**What you need to do**
Lines of the records that hold the word "time" are to be counted; give the number and nothing more.

________________________

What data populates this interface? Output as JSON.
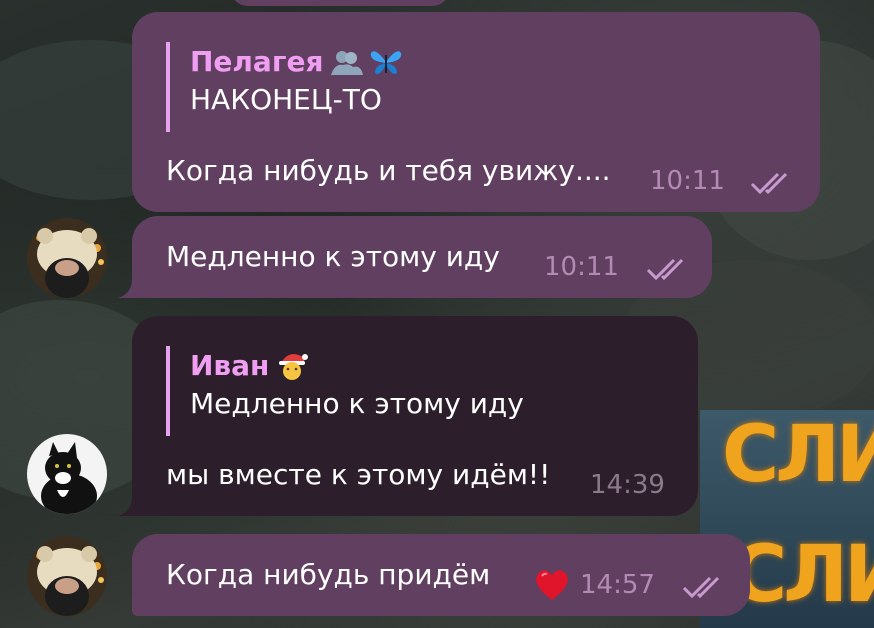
{
  "messages": [
    {
      "quote_name": "Пелагея",
      "quote_text": "НАКОНЕЦ-ТО",
      "text": "Когда нибудь и тебя увижу....",
      "time": "10:11"
    },
    {
      "text": "Медленно к этому иду",
      "time": "10:11"
    },
    {
      "quote_name": "Иван",
      "quote_text": "Медленно к этому иду",
      "text": "мы вместе к этому идём!!",
      "time": "14:39"
    },
    {
      "text": "Когда нибудь придём",
      "time": "14:57"
    }
  ],
  "background_sign": "СЛИ",
  "colors": {
    "outgoing_bubble": "#613f60",
    "incoming_bubble": "#2c1f2b",
    "quote_name": "#ef9ef2",
    "time": "#b38ab3"
  },
  "icons": {
    "quote1_emojis": [
      "people-silhouette-icon",
      "butterfly-icon"
    ],
    "quote2_emoji": "santa-face-icon",
    "reaction": "heart-icon",
    "read_status": "double-check-icon"
  }
}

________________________

**Exercise output**
5